The analysis in Figure 5 shows how recent performance says little about how the strategy will perform in subsequent periods. Each blue marker plots the return of a simulated trend-following strategy over a period against its return in the previous period. If periods of negative performance tended to follow positive performance (and vice versa), the markers would be oriented from the bottom right of the plots to the top left.
Source: Winton, Bloomberg, as at 28 April 2020. These results are simulated and do not represent actual trading. The accompanying disclaimers at the bottom of this page should be read carefully when reviewing this data. No representation is being made that any account will or is likely to achieve profits or losses similar to those being shown.
The lack of such a pattern suggests that attempting to time trend following with a tactical position may be difficult. Investors may therefore be better off holding the strategy as a long-term strategic allocation.
The benefits of systematic trend following − such as its ability to make money in rising and falling markets or provide a source of long-term diversification for equities and bonds − are now well understood by the institutional investment community. In this article, we have highlighted less widely-discussed properties of the strategy that may prove favourable in the current environment.
For instance, the fact that trend following does not use market fundamentals, or forecasts based upon such data, should reassure current and prospective investors. These data points are unlikely to be reliable strategy inputs, given the upheaval and uncertain outlook resulting from lockdowns in the world’s largest economies.
And, by ignoring prevailing market narratives and fundamentals, trend-following strategies will be able to maintain contrarian positions that could provide valuable diversification from other strategy allocations in investors’ portfolios.
These benefits do not just relate to the immediate future. As the situation eventually stabilises, the global pandemic will inevitably result in winners and losers across industries and countries. It may be impossible to predict with any certainty the extent to which individual markets will exhibit more trends in the coming years than in recent times. But if the pandemic-inspired economic realignment produces such an environment, trend followers will be well placed to profit.
The information herein does not constitute an offer to sell or the solicitation of an offer to buy any securities.
This document contains forward-looking statements that are based on current indicators, expectations and assumptions that Winton believes to be reasonable but are subject to a wide range of risks and uncertainties and, therefore, there can be no assurance that actual results will not differ from those expressed or implied by such forward-looking statements. These statements speak only as of the date on which they are made.

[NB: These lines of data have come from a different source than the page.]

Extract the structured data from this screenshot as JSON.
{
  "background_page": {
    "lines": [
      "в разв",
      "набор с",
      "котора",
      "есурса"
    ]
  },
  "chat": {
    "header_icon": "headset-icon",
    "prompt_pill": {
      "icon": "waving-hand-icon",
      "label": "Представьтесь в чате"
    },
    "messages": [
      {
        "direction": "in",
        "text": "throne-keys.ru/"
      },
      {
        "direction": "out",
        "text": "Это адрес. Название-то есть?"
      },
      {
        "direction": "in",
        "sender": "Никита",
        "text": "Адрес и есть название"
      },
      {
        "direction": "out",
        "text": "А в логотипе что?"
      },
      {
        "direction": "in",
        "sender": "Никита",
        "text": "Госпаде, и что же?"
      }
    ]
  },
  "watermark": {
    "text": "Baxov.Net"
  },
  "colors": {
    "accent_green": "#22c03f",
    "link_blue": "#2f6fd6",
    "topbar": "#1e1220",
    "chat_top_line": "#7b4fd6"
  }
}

This document contains simulated or hypothetical performance results that have certain inherent limitations. Unlike the results shown in an actual performance record, these results do not represent actual trading. Also, because these trades have not actually been executed, these results may have under- or over-compensated for the impact, if any, of certain market factors, such as lack of liquidity and cannot completely account for the impact of financial risk in actual trading. There are numerous other factors related to the markets in general or to the implementation of any specific trading program which cannot be fully accounted for in the preparation of hypothetical performance results and all of which can adversely affect actual trading results. Simulated or hypothetical trading programs in general are also subject to the fact that they are designed with the benefit of hindsight. No representation is being made that any investment will or is likely to achieve profits or losses similar to those being shown.